  • JosephF-del
    2/27/2018 - 09:22 p.m.

    This article is about virtual reality field trips that classes can take with VR systems. It is a "breakthrough" because it reduces costs and increases safety among schools.

  • AngelinaB-del
    2/27/2018 - 09:30 p.m.

    Three advantages of virtual reality field trips are:
    -It can enhance their understanding and improve their grades.
    -It shows responses that you would get if you were doing the actual activity.
    -It saves time and can be done within two periods.
    This article is about how virtual reality field trips. Virtual reality field trips can have many advantages such as the ones listed above. However, they can also be bad. It's another way to engage the iPhone generation of students.

  • JadeR-del
    2/27/2018 - 09:36 p.m.

    A summary of the article is that some schools now have decided to take a more modern turn. Some schools decided to let the students use VR (Also known as virtual reality) headsets. But these VR systems are not just for play, they are used for school field trips so that the students can experience different things and hey if there is snow or rain or ice or sleet, no problem you have your virtual reality field trip! Its nice to see schools take this modern spin on things and it can be very including, lets say someone is in a wheelchair and is unable to do the physical field trip with the rest of the class? This system changes all of that! It sounds amazing and I would love to try it in my own school, but I would like to also keep outdoor field trips so that we can have a mix.
    Three advantages of virtual reality field trips are
    - In case of bad weather, students can still have fun, enjoy themselves, go on a field trip while staying warm and dry inside school.
    - This system allows students to experience different things and have new experiences.
    - This system is very including because if someone is disabled and cannot do the physical activities in the outdoor field trips, they can still experience the field trip on the VR system with the rest of the class!

  • OlivierJ-del
    2/27/2018 - 11:07 p.m.

    I do not think this is a good idea.
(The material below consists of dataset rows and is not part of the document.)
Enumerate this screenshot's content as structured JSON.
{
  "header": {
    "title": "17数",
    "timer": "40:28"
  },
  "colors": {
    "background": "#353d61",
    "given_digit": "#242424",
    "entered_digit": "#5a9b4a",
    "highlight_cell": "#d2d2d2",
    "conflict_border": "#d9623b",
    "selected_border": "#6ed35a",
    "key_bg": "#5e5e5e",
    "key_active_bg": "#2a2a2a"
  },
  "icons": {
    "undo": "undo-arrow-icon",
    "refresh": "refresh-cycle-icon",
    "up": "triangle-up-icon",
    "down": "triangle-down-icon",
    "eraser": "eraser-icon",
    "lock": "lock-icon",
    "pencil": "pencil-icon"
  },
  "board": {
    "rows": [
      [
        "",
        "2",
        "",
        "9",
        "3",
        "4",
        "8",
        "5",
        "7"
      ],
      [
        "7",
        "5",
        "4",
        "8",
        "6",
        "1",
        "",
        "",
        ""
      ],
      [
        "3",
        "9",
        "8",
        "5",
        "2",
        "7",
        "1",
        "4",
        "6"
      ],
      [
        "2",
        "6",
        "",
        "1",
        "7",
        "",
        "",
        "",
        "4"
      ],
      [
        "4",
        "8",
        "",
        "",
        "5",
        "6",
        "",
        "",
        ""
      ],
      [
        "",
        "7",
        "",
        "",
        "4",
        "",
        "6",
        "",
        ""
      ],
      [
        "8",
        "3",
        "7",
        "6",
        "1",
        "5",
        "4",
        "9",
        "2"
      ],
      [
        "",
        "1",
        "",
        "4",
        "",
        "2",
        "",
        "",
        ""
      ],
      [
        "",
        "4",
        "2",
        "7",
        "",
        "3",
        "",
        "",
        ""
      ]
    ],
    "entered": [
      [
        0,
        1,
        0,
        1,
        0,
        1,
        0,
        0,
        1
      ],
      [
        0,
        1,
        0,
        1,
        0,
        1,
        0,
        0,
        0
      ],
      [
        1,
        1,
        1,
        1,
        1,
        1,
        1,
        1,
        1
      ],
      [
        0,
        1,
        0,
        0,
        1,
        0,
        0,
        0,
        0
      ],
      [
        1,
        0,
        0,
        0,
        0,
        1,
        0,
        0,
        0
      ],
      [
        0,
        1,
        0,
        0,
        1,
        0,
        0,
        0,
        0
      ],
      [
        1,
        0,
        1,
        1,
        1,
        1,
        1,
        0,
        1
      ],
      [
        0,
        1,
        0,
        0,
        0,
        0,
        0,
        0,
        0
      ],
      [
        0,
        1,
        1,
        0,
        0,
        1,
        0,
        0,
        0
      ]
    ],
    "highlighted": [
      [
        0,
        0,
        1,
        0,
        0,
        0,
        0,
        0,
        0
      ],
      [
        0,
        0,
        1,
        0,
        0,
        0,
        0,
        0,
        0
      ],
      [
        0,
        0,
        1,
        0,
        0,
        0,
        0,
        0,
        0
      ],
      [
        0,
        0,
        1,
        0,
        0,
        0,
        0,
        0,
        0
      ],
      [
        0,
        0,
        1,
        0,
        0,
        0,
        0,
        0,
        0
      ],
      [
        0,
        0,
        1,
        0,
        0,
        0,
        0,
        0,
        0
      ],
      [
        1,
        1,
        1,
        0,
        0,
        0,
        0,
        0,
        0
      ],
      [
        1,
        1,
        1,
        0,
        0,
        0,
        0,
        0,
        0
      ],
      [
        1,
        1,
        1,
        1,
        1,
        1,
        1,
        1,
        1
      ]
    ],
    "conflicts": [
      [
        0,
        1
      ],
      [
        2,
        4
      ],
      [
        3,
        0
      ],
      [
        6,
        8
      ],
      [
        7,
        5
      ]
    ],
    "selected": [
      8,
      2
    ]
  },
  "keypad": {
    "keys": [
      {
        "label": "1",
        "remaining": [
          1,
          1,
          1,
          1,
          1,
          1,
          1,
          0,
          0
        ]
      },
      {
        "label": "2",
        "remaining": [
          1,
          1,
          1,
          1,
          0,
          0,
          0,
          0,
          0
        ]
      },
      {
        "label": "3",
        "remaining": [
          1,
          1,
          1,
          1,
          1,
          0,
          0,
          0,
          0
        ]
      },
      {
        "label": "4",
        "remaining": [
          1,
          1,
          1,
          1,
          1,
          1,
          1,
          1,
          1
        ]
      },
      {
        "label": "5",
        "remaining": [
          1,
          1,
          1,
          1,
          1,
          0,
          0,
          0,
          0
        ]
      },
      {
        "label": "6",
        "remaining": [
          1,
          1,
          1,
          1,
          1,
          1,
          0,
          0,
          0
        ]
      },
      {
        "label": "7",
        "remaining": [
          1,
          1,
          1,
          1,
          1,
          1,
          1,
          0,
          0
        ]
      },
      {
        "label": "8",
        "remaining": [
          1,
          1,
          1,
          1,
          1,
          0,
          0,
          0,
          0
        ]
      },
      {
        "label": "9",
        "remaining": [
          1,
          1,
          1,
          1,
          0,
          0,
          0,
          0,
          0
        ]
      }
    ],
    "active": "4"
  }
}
I feel that students will remember more if they actually experience the place. The VR also makes me dizzy and it is not a good idea.

Take the Quiz Leave a comment
ADVERTISEMENT